By KEITH TAYLOR, Winchester Sun
Julius Mays didn’t get much rest in Kentucky’s first exhibition game of the season Wednesday night at Rupp Arena.
Mays, a senior transfer guard from Wright State, was one of seven players who logged 40 minutes in the annual Blue-White game. Mays split time with both teams in the blue squad’s 89-88 triumph over the white unit. Mays scored 13 points in the opening half for the blue team, but didn’t score in the final 20 minutes as a member of the white team. Mays added five assists and collected two steals in the exhibition.
“Playing 40 minutes straight is tough, but for the most part, I played well,” he said. “When I wasn’t scoring, I felt like I was getting my teammates involved and getting it done on the defensive end, so I think overall, I played pretty well.”
The outing was the unofficial debut for Mays, a 6-foot-2, 192-pound guard who averaged 14.1 points per game last season and was named Horizon League Newcomer of the Year. Prior to transferring to Wright State, Mays played two years at North Carolina State. His current team features four freshmen, leaving Mays as one of the veterans on the young squad. Mays used his leadership at times in the team’s first public appearance since Big Blue Madness.

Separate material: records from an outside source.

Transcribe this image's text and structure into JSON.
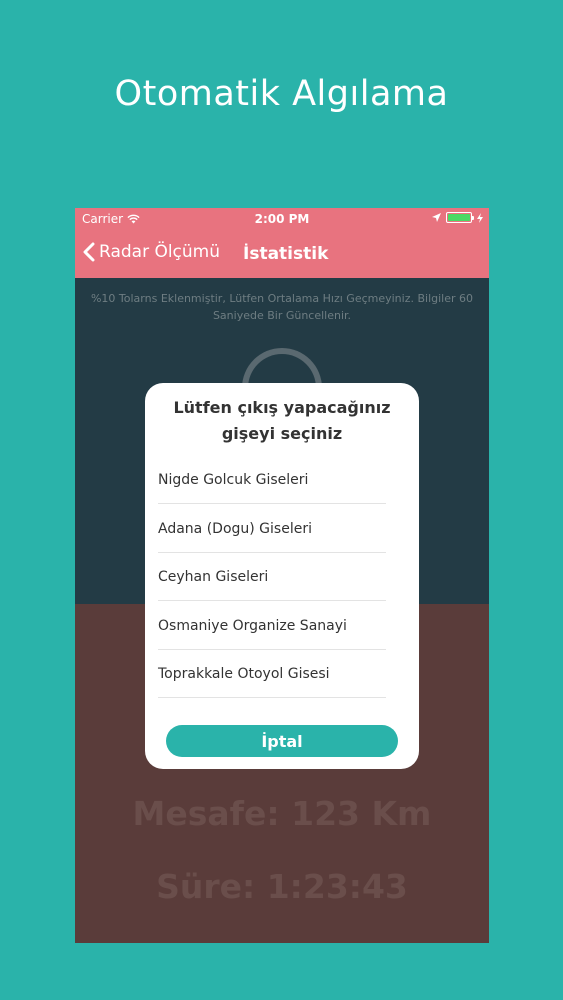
{
  "promo": {
    "title": "Otomatik Algılama"
  },
  "statusbar": {
    "carrier": "Carrier",
    "time": "2:00 PM"
  },
  "navbar": {
    "back_label": "Radar Ölçümü",
    "title": "İstatistik"
  },
  "content": {
    "info": "%10 Tolarns Eklenmiştir, Lütfen Ortalama Hızı Geçmeyiniz. Bilgiler 60 Saniyede Bir Güncellenir.",
    "distance": "Mesafe: 123 Km",
    "duration": "Süre: 1:23:43"
  },
  "dialog": {
    "title": "Lütfen çıkış yapacağınız gişeyi seçiniz",
    "options": [
      "Nigde Golcuk Giseleri",
      "Adana (Dogu) Giseleri",
      "Ceyhan Giseleri",
      "Osmaniye Organize Sanayi",
      "Toprakkale Otoyol Gisesi"
    ],
    "cancel_label": "İptal"
  },
  "colors": {
    "background": "#2ab3aa",
    "navbar": "#e8737f",
    "accent": "#2ab3aa"
  }
}
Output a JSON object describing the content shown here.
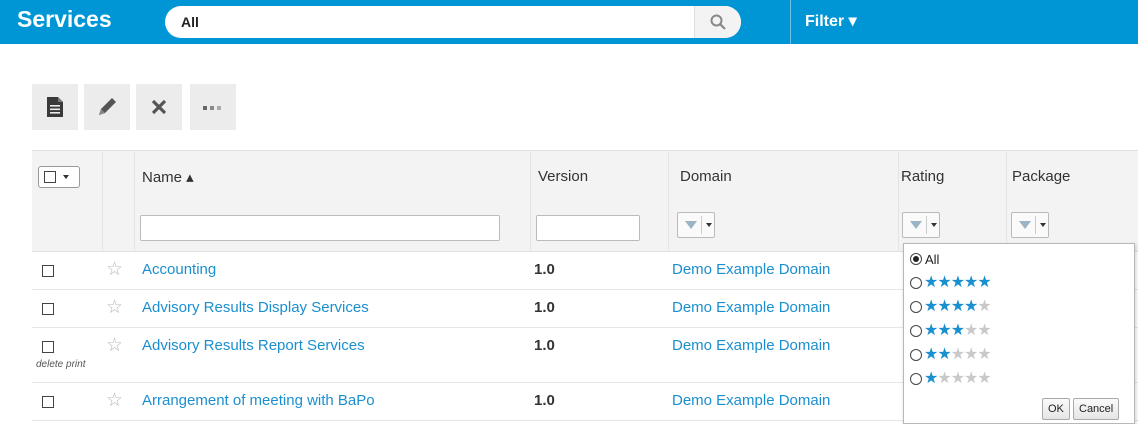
{
  "header": {
    "title": "Services",
    "search_value": "All",
    "filter_label": "Filter ▾"
  },
  "toolbar": {
    "buttons": [
      "new-document-icon",
      "edit-icon",
      "delete-icon",
      "more-icon"
    ]
  },
  "table": {
    "headers": {
      "name": "Name ▴",
      "version": "Version",
      "domain": "Domain",
      "rating": "Rating",
      "package": "Package"
    },
    "rows": [
      {
        "name": "Accounting",
        "version": "1.0",
        "domain": "Demo Example Domain",
        "actions": ""
      },
      {
        "name": "Advisory Results Display Services",
        "version": "1.0",
        "domain": "Demo Example Domain",
        "actions": ""
      },
      {
        "name": "Advisory Results Report Services",
        "version": "1.0",
        "domain": "Demo Example Domain",
        "actions": "delete print"
      },
      {
        "name": "Arrangement of meeting with BaPo",
        "version": "1.0",
        "domain": "Demo Example Domain",
        "actions": ""
      }
    ]
  },
  "rating_popup": {
    "options": [
      {
        "label": "All",
        "stars": null,
        "selected": true
      },
      {
        "label": "",
        "stars": 5,
        "selected": false
      },
      {
        "label": "",
        "stars": 4,
        "selected": false
      },
      {
        "label": "",
        "stars": 3,
        "selected": false
      },
      {
        "label": "",
        "stars": 2,
        "selected": false
      },
      {
        "label": "",
        "stars": 1,
        "selected": false
      }
    ],
    "ok_label": "OK",
    "cancel_label": "Cancel"
  },
  "colors": {
    "header_bg": "#0096d6",
    "link": "#1a8fd0",
    "star_active": "#1a8fd0"
  }
}
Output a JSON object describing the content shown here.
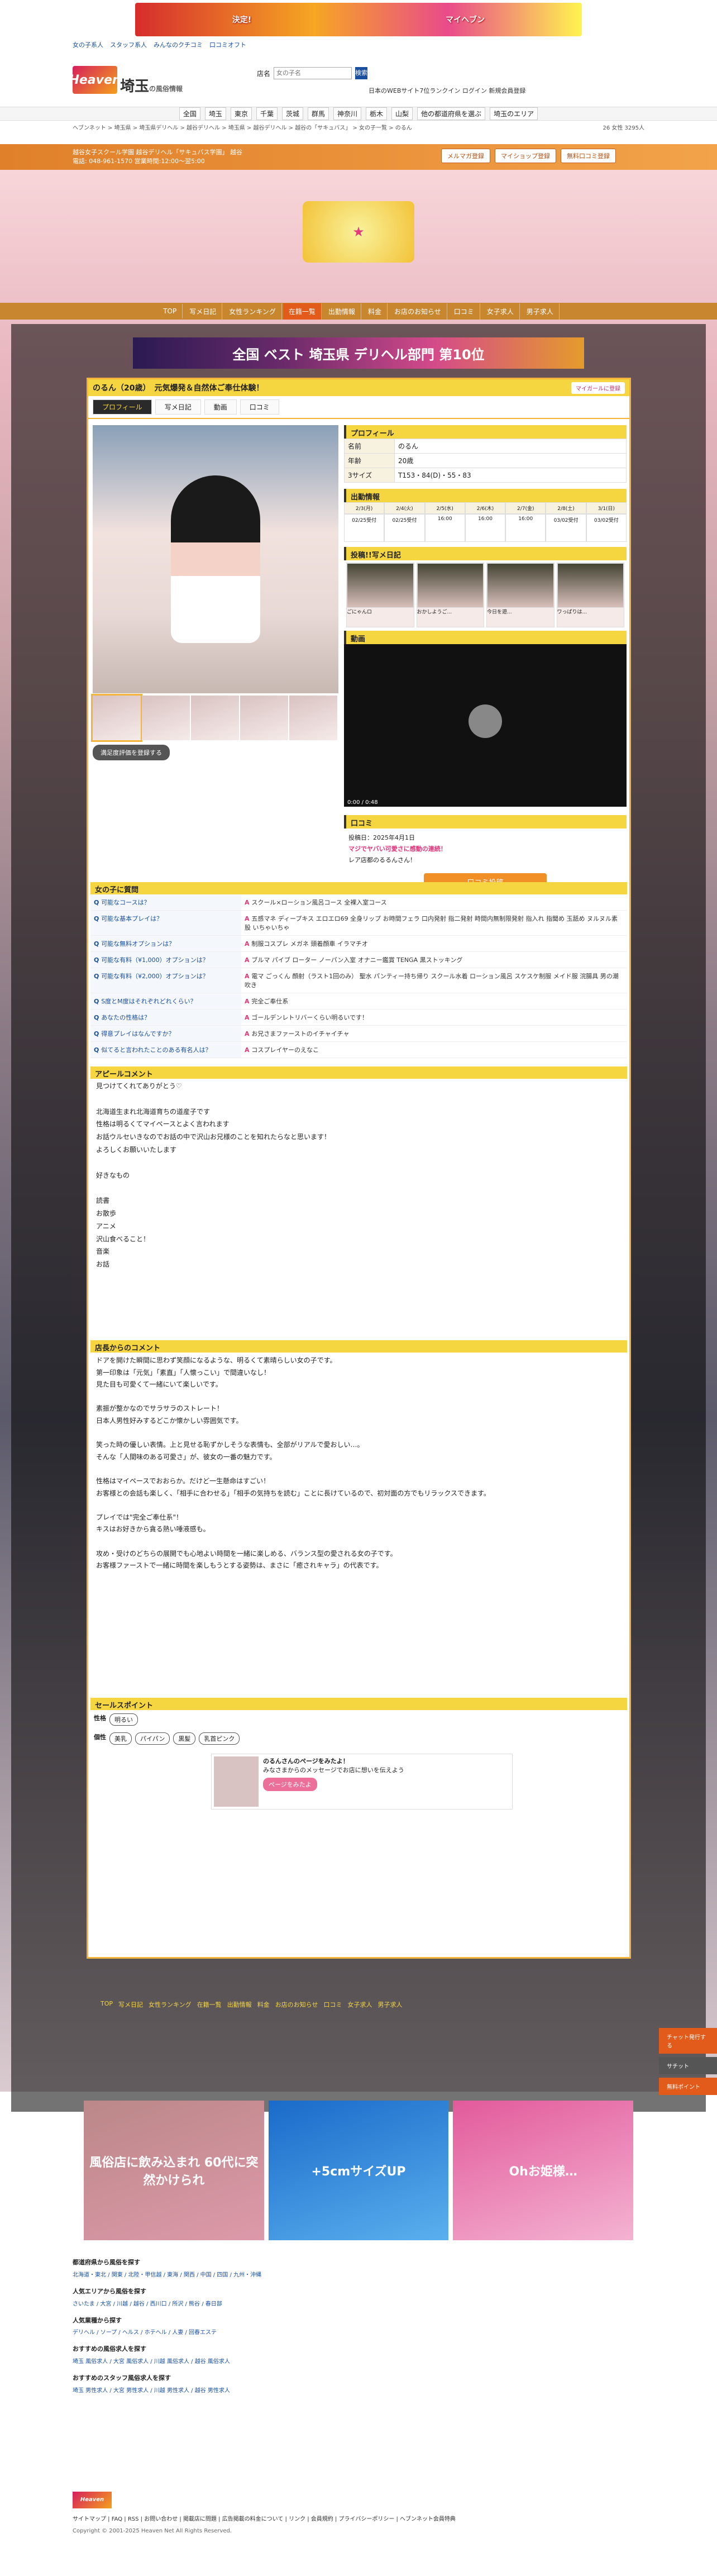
{
  "top": {
    "banner_left": "決定!",
    "banner_right": "マイヘブン",
    "links": [
      "女の子系人",
      "スタッフ系人",
      "みんなのクチコミ",
      "口コミオフト"
    ]
  },
  "header": {
    "logo": "Heaven",
    "area": "埼玉",
    "area_sub": "の風俗情報",
    "search_label": "店名",
    "search_placeholder": "女の子名",
    "search_btn": "検索",
    "right": "日本のWEBサイト7位ランクイン ログイン 新規会員登録"
  },
  "nav": [
    "全国",
    "埼玉",
    "東京",
    "千葉",
    "茨城",
    "群馬",
    "神奈川",
    "栃木",
    "山梨",
    "他の都道府県を選ぶ",
    "埼玉のエリア"
  ],
  "bread": {
    "path": "ヘブンネット > 埼玉県 > 埼玉県デリヘル > 越谷デリヘル > 埼玉県 > 越谷デリヘル > 越谷の「サキュバス」 > 女の子一覧 > のるん",
    "count": "26 女性 3295人"
  },
  "shop": {
    "info": "越谷女子スクール学園 越谷デリヘル「サキュバス学園」 越谷",
    "tel": "電話: 048-961-1570 営業時間:12:00〜翌5:00",
    "btns": [
      "メルマガ登録",
      "マイショップ登録",
      "無料口コミ登録"
    ]
  },
  "shopnav": [
    "TOP",
    "写メ日記",
    "女性ランキング",
    "在籍一覧",
    "出勤情報",
    "料金",
    "お店のお知らせ",
    "口コミ",
    "女子求人",
    "男子求人"
  ],
  "rank": {
    "text": "全国 ベスト 埼玉県 デリヘル部門 第10位"
  },
  "profile": {
    "name": "のるん（20歳）",
    "sub": "元気爆発＆自然体ご奉仕体験！",
    "mypage": "マイガールに登録",
    "tabs": [
      "プロフィール",
      "写メ日記",
      "動画",
      "口コミ"
    ],
    "fav": "満足度評価を登録する"
  },
  "prof": {
    "title": "プロフィール",
    "rows": [
      [
        "名前",
        "のるん"
      ],
      [
        "年齢",
        "20歳"
      ],
      [
        "3サイズ",
        "T153・84(D)・55・83"
      ]
    ]
  },
  "sched": {
    "title": "出勤情報",
    "days": [
      "2/3(月)",
      "2/4(火)",
      "2/5(水)",
      "2/6(木)",
      "2/7(金)",
      "2/8(土)",
      "3/1(日)"
    ],
    "times": [
      "02/25受付",
      "02/25受付",
      "16:00",
      "16:00",
      "16:00",
      "03/02受付",
      "03/02受付"
    ]
  },
  "diary": {
    "title": "投稿!!写メ日記",
    "items": [
      "ごにゃんロ",
      "おかしようご...",
      "今日を遊...",
      "ワっぱりは..."
    ]
  },
  "video": {
    "title": "動画",
    "time": "0:00 / 0:48"
  },
  "review": {
    "title": "口コミ",
    "date": "投稿日：2025年4月1日",
    "headline": "マジでヤバい可愛さに感動の連続！",
    "body": "レア店都のるるんさん！",
    "btn": "口コミ投稿"
  },
  "qa": {
    "title": "女の子に質問",
    "rows": [
      [
        "可能なコースは？",
        "スクール×ローション風呂コース 全裸入室コース"
      ],
      [
        "可能な基本プレイは？",
        "五感マネ ディープキス エロエロ69 全身リップ お時間フェラ 口内発射 指二発射 時間内無制限発射 指入れ 指聞め 玉舐め ヌルヌル素股 いちゃいちゃ"
      ],
      [
        "可能な無料オプションは？",
        "制服コスプレ メガネ 頭着顔車 イラマチオ"
      ],
      [
        "可能な有料（¥1,000）オプションは？",
        "ブルマ パイブ ローター ノーパン入室 オナニー鑑賞 TENGA 黒ストッキング"
      ],
      [
        "可能な有料（¥2,000）オプションは？",
        "電マ ごっくん 顔射（ラスト1回のみ） 聖水 パンティー持ち帰り スクール水着 ローション風呂 スケスケ制服 メイド服 浣腸具 男の潮吹き"
      ],
      [
        "S度とM度はそれぞれどれくらい？",
        "完全ご奉仕系"
      ],
      [
        "あなたの性格は？",
        "ゴールデンレトリバーくらい明るいです！"
      ],
      [
        "得意プレイはなんですか？",
        "お兄さまファーストのイチャイチャ"
      ],
      [
        "似てると言われたことのある有名人は？",
        "コスプレイヤーのえなこ"
      ]
    ]
  },
  "appeal": {
    "title": "アピールコメント",
    "body": "見つけてくれてありがとう♡\n\n北海道生まれ北海道育ちの道産子です\n性格は明るくてマイペースとよく言われます\nお話ウルセいきなのでお話の中で沢山お兄様のことを知れたらなと思います！\nよろしくお願いいたします\n\n好きなもの\n\n読書\nお散歩\nアニメ\n沢山食べること！\n音楽\nお話"
  },
  "comment": {
    "title": "店長からのコメント",
    "body": "ドアを開けた瞬間に思わず笑顔になるような、明るくて素晴らしい女の子です。\n第一印象は「元気」「素直」「人懐っこい」で間違いなし！\n見た目も可愛くて一緒にいて楽しいです。\n\n素振が整かなのでサラサラのストレート！\n日本人男性好みするどこか懐かしい雰囲気です。\n\n笑った時の優しい表情。上と見せる恥ずかしそうな表情も、全部がリアルで愛おしい…。\nそんな「人間味のある可愛さ」が、彼女の一番の魅力です。\n\n性格はマイペースでおおらか。だけど一生懸命はすごい！\nお客様との会話も楽しく、「相手に合わせる」「相手の気持ちを読む」ことに長けているので、初対面の方でもリラックスできます。\n\nプレイでは\"完全ご奉仕系\"！\nキスはお好きから貪る熱い唾液感も。\n\n攻め・受けのどちらの展開でも心地よい時間を一緒に楽しめる、バランス型の愛される女の子です。\nお客様ファーストで一緒に時間を楽しもうとする姿勢は、まさに「癒されキャラ」の代表です。"
  },
  "point": {
    "title": "セールスポイント",
    "k1": "性格",
    "v1": [
      "明るい"
    ],
    "k2": "個性",
    "v2": [
      "美乳",
      "パイパン",
      "黒髪",
      "乳首ピンク"
    ]
  },
  "share": {
    "title": "のるんさんのページをみたよ！",
    "desc": "みなさまからのメッセージでお店に想いを伝えよう",
    "btn": "ページをみたよ"
  },
  "bottomnav": [
    "TOP",
    "写メ日記",
    "女性ランキング",
    "在籍一覧",
    "出勤情報",
    "料金",
    "お店のお知らせ",
    "口コミ",
    "女子求人",
    "男子求人"
  ],
  "side": [
    "チャット発行する",
    "サチット",
    "無料ポイント"
  ],
  "ads": [
    "風俗店に飲み込まれ 60代に突然かけられ",
    "+5cmサイズUP",
    "Ohお姫様…"
  ],
  "area": {
    "h1": "都道府県から風俗を探す",
    "h2": "人気エリアから風俗を探す",
    "h3": "人気業種から探す",
    "h4": "おすすめの風俗求人を探す",
    "h5": "おすすめのスタッフ風俗求人を探す"
  },
  "footer": {
    "links": "サイトマップ | FAQ | RSS | お問い合わせ | 掲載店に問題 | 広告掲載の料金について | リンク | 会員規約 | プライバシーポリシー | ヘブンネット会員特典",
    "copy": "Copyright © 2001-2025 Heaven Net All Rights Reserved."
  }
}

“There were times out there, I needed to be vocal,” he said. “We had some guys out there who were a little sloppy with things and just making it feel like a pick-up game. I feel like I had to step up and take control.”
Despite the team’s youthful appearance, Mays is enjoying being a part of the program.
“It’s like playing with another brother that I never had,” he said. “From the moment I came in over the summer, they took me in and I took them in as well and it’s been a brotherhood since then. I feel like the relationship off the court translates into the relationship that we have on the court.”
Kentucky coach John Calipari likes the way Mays has embraced his new teammates. Mays met with Calipari Tuesday and expressed his excitement for being part of program.
“Yeah, he’s loving this,” Calipari said. “He just said every day he’s learning. He said this is the greatest experience. He appreciates it, and there is nothing (distracting him) he’s just playing and doing the things he knows he can do.”
Mays is simply soaking in the experience.
“I’m learning every day just like everybody else,” he said. “It’s a new system and I’ve never done anything like it. I’ve never ran this much and played in a system like this. It’s (a) learning (experience) for me, just like it is for the new guys as well.”
Calipari added that Mays has the same traits as former standout Darius Miller, who helped lead the Wildcats to the national title last season.
“He’ll make an open shot,” Calipari said. “He’s better with the ball. You’ll see him. He’ll push it really hard. He’s really strong, really heady. It’s just (that) Darius was bigger, but he brings the same kind of stuff.”
Mays has caught on so fast to the Cats’ scheme during preseason workouts that Calipari mentioned him as one of the team’s top two players following the scrimmage. Despite the fact that he is one of the team’s five starters, Mays isn’t taking the appointment lightly.
“There is really no starting five set in stone,” he said. “We haven’t played a real game yet and we’re still trying to figure a lot of things out. I’m just trying to find my niche. I want to just do whatever this team needs me to do, whether that be scoring, coming in to distribute the ball and create for others or come in and bring energy on the defensive end. I’m just willing to do whatever it takes to win.”
Although the team is a young and inexperienced, Mays said the team’s physical toughness isn’t lacking and he can prove it.
“I can show you my arm,” he said. “I’m all scratched up and I am beat up. Every practice is physical. It’s all toughness and no softness.”